[Start of Attachment]
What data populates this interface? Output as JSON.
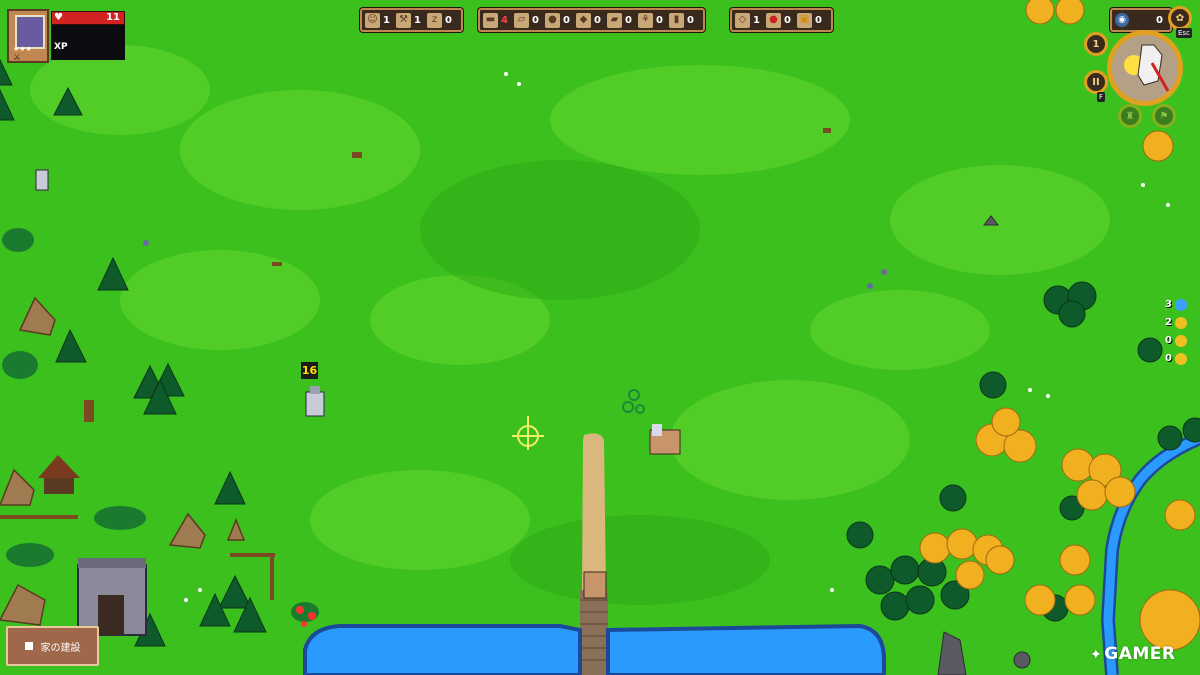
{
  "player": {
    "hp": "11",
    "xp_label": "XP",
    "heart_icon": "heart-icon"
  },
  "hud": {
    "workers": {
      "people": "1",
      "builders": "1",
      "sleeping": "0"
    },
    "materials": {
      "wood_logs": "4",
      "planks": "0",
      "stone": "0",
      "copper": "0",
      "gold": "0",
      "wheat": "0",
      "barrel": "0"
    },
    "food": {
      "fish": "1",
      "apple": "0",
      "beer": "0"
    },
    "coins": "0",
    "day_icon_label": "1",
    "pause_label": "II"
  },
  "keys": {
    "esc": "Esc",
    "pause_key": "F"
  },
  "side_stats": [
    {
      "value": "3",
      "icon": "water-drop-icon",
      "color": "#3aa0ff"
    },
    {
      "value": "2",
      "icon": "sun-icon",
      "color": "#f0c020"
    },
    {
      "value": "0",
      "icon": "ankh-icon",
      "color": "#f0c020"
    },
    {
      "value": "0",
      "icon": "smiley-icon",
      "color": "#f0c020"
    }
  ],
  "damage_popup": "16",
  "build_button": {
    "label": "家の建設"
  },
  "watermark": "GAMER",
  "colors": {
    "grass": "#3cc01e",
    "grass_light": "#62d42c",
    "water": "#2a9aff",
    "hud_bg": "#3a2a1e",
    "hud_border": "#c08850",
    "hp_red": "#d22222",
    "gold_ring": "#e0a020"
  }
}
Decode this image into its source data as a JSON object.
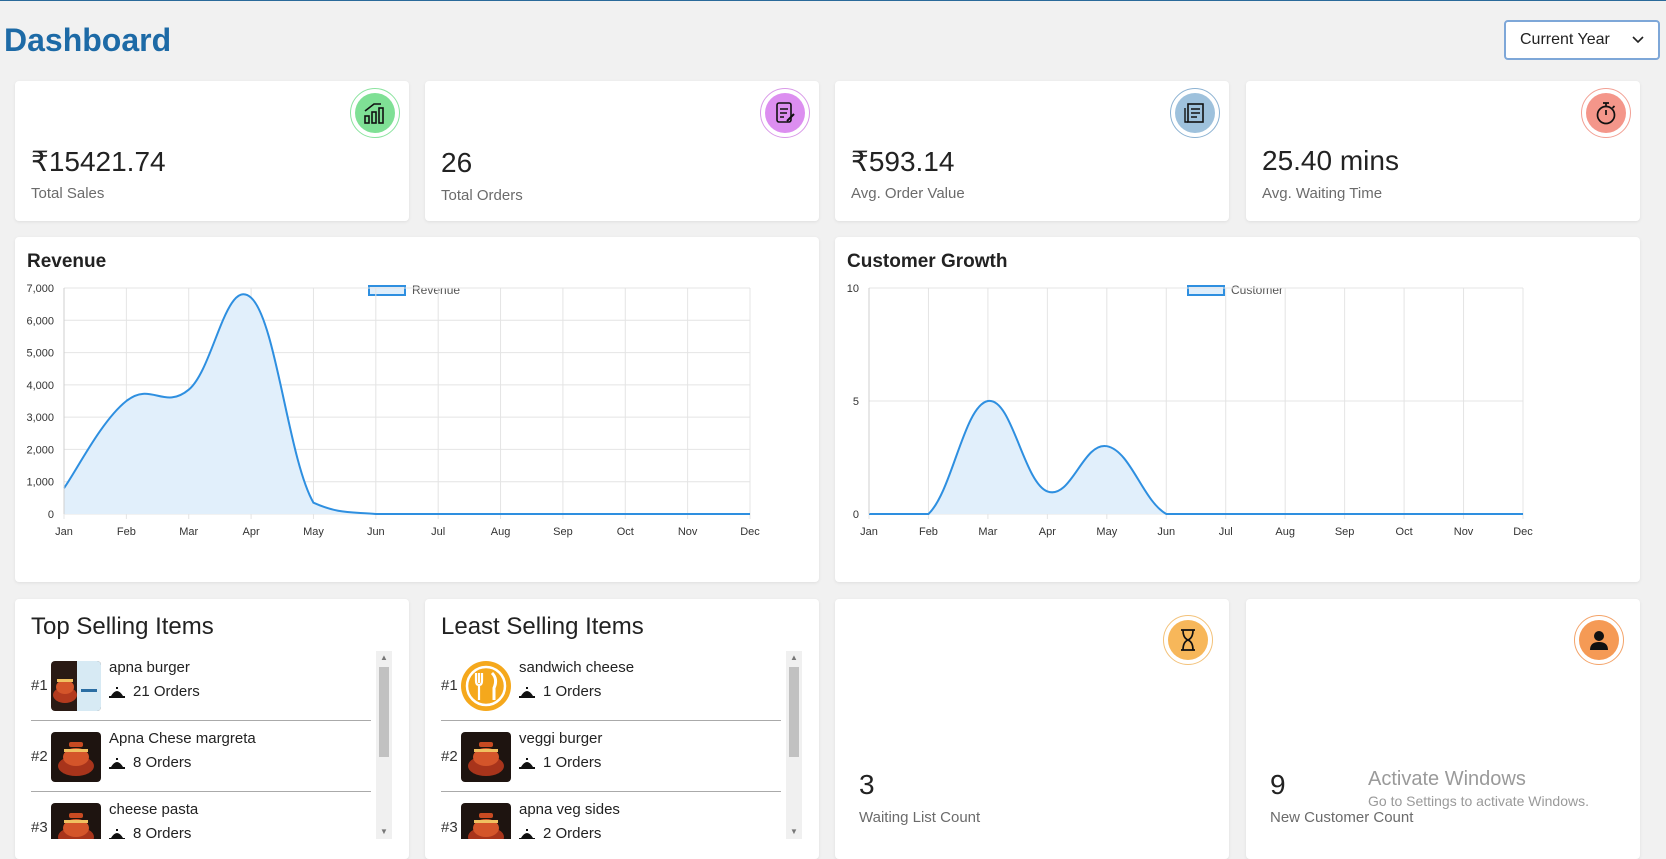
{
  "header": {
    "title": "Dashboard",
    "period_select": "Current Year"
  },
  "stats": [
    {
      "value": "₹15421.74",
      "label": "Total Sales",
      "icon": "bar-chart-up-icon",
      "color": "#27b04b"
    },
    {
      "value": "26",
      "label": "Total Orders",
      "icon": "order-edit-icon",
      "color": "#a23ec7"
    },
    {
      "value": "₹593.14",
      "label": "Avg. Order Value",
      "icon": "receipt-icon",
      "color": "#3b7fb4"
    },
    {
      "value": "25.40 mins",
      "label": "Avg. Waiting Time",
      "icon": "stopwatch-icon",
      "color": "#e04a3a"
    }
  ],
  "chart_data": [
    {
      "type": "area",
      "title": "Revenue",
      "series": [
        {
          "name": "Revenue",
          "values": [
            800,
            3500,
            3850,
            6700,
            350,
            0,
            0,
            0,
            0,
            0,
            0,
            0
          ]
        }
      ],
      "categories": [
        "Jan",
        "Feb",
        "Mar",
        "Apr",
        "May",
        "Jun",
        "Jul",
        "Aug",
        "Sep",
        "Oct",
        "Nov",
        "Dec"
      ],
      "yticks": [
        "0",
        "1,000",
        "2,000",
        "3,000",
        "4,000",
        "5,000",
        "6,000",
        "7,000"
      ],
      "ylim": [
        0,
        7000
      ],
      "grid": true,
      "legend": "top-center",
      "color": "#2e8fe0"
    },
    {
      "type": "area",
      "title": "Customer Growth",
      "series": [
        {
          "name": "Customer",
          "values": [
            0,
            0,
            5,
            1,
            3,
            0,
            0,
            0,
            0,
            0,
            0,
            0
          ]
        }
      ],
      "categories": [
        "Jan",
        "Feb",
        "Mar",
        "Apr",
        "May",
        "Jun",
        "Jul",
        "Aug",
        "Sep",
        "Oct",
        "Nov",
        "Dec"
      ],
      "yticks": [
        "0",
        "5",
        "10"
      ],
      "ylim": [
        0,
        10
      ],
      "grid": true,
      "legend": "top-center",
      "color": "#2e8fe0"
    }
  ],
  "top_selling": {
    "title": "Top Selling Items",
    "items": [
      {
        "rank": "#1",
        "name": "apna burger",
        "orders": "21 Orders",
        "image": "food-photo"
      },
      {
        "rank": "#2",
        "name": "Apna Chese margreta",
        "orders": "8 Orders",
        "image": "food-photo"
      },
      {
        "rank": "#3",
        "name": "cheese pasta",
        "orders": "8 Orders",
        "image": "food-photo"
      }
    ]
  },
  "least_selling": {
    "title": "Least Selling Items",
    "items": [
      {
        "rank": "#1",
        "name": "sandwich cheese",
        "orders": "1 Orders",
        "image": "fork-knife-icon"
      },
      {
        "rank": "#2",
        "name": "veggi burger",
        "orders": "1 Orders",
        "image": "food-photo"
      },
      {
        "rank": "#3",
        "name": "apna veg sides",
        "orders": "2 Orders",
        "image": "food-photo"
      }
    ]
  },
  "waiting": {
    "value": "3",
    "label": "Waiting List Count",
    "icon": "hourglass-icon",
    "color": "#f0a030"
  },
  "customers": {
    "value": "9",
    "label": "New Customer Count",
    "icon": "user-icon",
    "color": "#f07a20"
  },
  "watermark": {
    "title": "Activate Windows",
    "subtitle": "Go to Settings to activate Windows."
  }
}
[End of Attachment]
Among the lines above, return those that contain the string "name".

          "name": "Revenue",
          "name": "Customer",
        "name": "apna burger",
        "name": "Apna Chese margreta",
        "name": "cheese pasta",
        "name": "sandwich cheese",
        "name": "veggi burger",
        "name": "apna veg sides",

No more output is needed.